Little Women taps into the daily life of the four March sisters, Jo (Saoirse Ronan), Meg (Emma Watson), Amy (Florence Pugh), and Beth (Eliza Scanlen) as they come of age in post-Civil War America. As the March sisters grow together, they learn together and face the exciting, challenging, and frustrating reality of being a woman as they are expected to either marry rich or become rich themselves, together. All the while learning to become the most “ideal” woman, their long-time friend, Theodore ‘Laurie’ Laurence (Timothee Chalamet) is swept up in their whirlwind and decides to hold on for the ride.
Visually, Little Women is strikingly gorgeous with glimmering cinematography that hands the reins to a remarkably artistic, stunning approach to each shot. Proceeding elegantly, the catch to the eye is brisk, popping with alluring camerawork and teeming with color schemes that benefit when they contrast, not clash. Gerwig’s trademark is scrawled across in a stylish, modern, simplistic technique.
Exuding unapologetic, unstoppable charm, the latest remodel of the long-time franchise is a delight. It indulges in small savory dashes of fun, priding itself on being comedically pinpointed and emotionally intelligent. Little Women is comprised of tender moments, sisterly quarrels, and heartfelt relationships.
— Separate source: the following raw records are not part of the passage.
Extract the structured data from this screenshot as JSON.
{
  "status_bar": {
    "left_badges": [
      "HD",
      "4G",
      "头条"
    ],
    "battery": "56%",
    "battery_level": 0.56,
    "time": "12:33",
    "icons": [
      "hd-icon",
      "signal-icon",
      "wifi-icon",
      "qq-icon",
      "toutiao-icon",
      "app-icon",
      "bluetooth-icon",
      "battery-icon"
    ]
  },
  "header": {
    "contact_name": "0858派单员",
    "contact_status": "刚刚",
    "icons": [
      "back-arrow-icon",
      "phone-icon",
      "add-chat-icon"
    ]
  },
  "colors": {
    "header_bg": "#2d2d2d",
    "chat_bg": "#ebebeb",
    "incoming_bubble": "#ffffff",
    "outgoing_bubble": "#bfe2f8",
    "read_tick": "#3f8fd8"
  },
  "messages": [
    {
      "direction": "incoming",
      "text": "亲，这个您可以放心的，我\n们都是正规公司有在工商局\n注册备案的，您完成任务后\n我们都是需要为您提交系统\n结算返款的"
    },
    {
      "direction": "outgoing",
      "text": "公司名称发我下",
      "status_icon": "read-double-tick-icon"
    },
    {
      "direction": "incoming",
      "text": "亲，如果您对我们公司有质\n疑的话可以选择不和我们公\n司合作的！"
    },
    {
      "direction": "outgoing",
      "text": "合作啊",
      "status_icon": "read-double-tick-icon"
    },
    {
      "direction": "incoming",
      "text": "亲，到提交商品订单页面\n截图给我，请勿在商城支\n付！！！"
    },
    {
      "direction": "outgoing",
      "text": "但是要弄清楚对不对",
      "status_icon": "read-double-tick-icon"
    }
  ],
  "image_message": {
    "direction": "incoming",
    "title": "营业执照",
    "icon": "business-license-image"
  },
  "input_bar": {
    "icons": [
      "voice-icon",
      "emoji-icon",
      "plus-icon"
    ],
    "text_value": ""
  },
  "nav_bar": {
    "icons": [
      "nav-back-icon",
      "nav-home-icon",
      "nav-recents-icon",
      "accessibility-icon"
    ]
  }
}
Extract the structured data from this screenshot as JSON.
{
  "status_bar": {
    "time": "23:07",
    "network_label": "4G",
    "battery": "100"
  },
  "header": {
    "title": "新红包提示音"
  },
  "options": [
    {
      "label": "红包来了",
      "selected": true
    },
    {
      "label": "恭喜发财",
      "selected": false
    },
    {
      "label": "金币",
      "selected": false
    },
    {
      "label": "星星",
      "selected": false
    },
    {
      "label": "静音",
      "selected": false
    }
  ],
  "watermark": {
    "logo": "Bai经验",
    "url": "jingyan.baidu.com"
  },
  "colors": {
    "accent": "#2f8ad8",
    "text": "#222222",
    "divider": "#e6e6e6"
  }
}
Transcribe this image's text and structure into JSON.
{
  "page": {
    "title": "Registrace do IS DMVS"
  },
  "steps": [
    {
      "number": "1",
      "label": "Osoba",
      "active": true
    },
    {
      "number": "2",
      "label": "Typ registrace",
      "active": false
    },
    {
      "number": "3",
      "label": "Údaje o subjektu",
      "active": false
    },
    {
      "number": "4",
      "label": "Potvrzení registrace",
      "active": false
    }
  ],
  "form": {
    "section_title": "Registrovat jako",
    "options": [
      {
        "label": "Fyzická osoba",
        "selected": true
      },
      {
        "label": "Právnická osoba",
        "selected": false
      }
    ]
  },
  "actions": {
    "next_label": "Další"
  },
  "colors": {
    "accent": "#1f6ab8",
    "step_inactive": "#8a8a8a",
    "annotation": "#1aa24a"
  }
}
The consanguinity swells and the family connection bond is strong as stone. A high-achieving cast plays well with one another, but Chalamet seems to underperform as Laurie as he can’t seem to meet his reputation.
The groundwork is there, but the framing of the film falters on how well it can uphold the ping-pong and disorganized back-and-forth between the March sisters’ past and present. The difference between flashbacks and current time are difficult to distinguish from one another. The ongoing stories crashing into one another has a halfway flow but needs a stronger push yet to stitch them together. It jumps around from point to point, the purpose is there, but it’s undercooked in some measure.
Character is built into the film, but more into the characters to a greater extend. The trickle-down of heartbreak falls into place as heartbreak swap places with heartened joys. The March sisters take their hardships with a set jaw and determination beading on their brows. The more demanding their lives become, the more sacrifices they make, the more they learn that life isn’t all that they anticipated it to be, especially come Christmastime with their father away during the war.
Little Women hold captive the warmth and spirit of the holidays. It embraces the feeling of being welcomed back by an old friend and encircles the universal feeling the excitement and comfort that comes with Christmas. The festivities and cheer are abundant as yuletide is wreathed around the film. Female writers rejoice; the film’s opening and the closing celebrate Jo’s jump into the literary world as an unwavering force brimming with staunch grit, bringing the film around to a full-circle wrap. Shaking its somberness, the take on the classic tale hauls itself to the end with an uplifting, cheerful, emotional upsweep with a debatable fate set for Jo.
Verdict: 8.5/10 – Little Women is a romantic, dignified, heart-aching, delicate and emotive interpretation of a timeless and beloved classic. It houses its inconsistencies and tweaks, but when putting its weaker points to the side, it remains to be lovely as a whole.